**EXERCISE REQUIREMENTS:**
Make an exact copy of the listing below. Pictures stay out of it.

+ + +

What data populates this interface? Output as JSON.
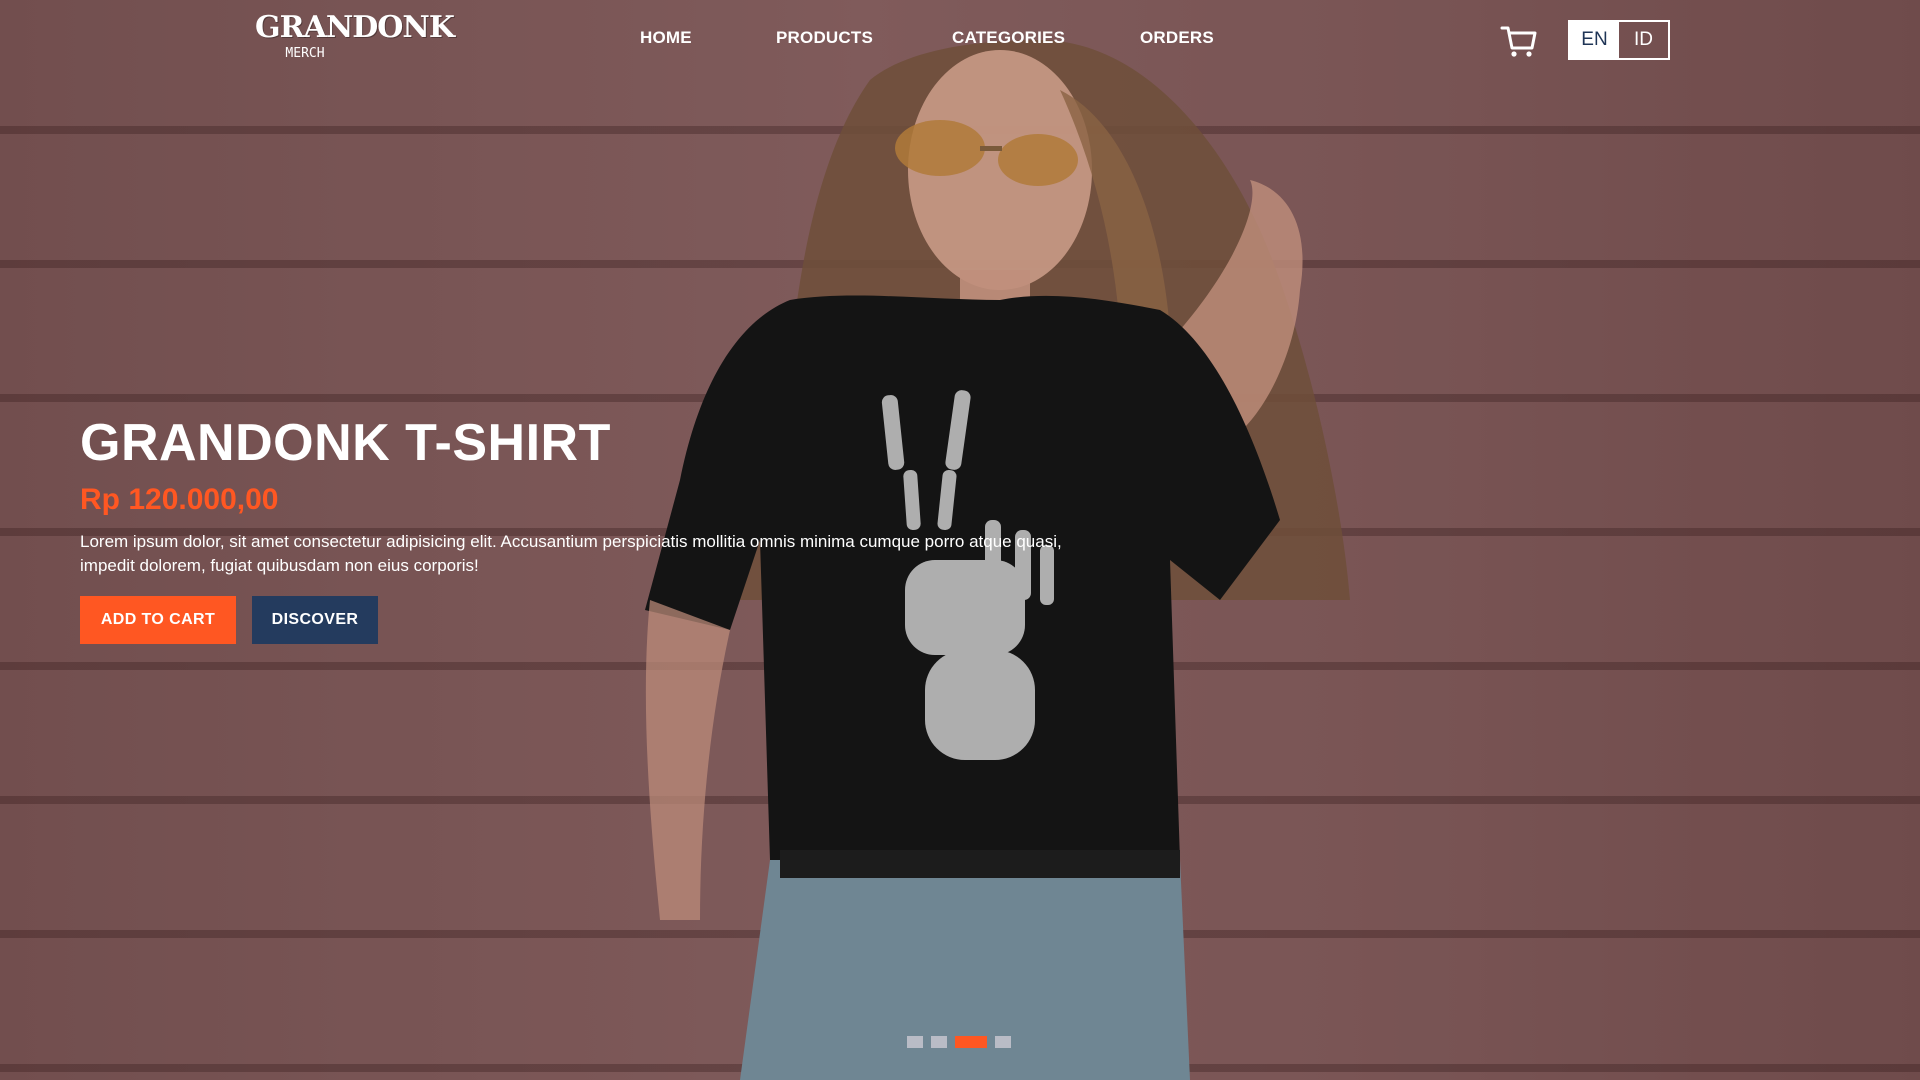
{
  "brand": {
    "logo_text": "GRANDONK",
    "logo_sub": "MERCH"
  },
  "nav": {
    "items": [
      {
        "label": "HOME"
      },
      {
        "label": "PRODUCTS"
      },
      {
        "label": "CATEGORIES"
      },
      {
        "label": "ORDERS"
      }
    ]
  },
  "header": {
    "cart_icon": "cart-icon",
    "languages": [
      {
        "code": "EN",
        "active": true
      },
      {
        "code": "ID",
        "active": false
      }
    ]
  },
  "hero": {
    "title": "GRANDONK T-SHIRT",
    "price": "Rp 120.000,00",
    "description": "Lorem ipsum dolor, sit amet consectetur adipisicing elit. Accusantium perspiciatis mollitia omnis minima cumque porro atque quasi, impedit dolorem, fugiat quibusdam non eius corporis!",
    "add_to_cart_label": "ADD TO CART",
    "discover_label": "DISCOVER"
  },
  "carousel": {
    "slide_count": 4,
    "active_index": 2
  },
  "colors": {
    "accent": "#ff5722",
    "secondary": "#243b5e",
    "dot_inactive": "#b9bcc6"
  }
}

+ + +

**THE COMPLETED TASK:**
What data populates this interface? Output as JSON.
{
  "brand": {
    "logo_text": "GRANDONK",
    "logo_sub": "MERCH"
  },
  "nav": {
    "items": [
      {
        "label": "HOME"
      },
      {
        "label": "PRODUCTS"
      },
      {
        "label": "CATEGORIES"
      },
      {
        "label": "ORDERS"
      }
    ]
  },
  "header": {
    "cart_icon": "cart-icon",
    "languages": [
      {
        "code": "EN",
        "active": true
      },
      {
        "code": "ID",
        "active": false
      }
    ]
  },
  "hero": {
    "title": "GRANDONK T-SHIRT",
    "price": "Rp 120.000,00",
    "description": "Lorem ipsum dolor, sit amet consectetur adipisicing elit. Accusantium perspiciatis mollitia omnis minima cumque porro atque quasi, impedit dolorem, fugiat quibusdam non eius corporis!",
    "add_to_cart_label": "ADD TO CART",
    "discover_label": "DISCOVER"
  },
  "carousel": {
    "slide_count": 4,
    "active_index": 2
  },
  "colors": {
    "accent": "#ff5722",
    "secondary": "#243b5e",
    "dot_inactive": "#b9bcc6"
  }
}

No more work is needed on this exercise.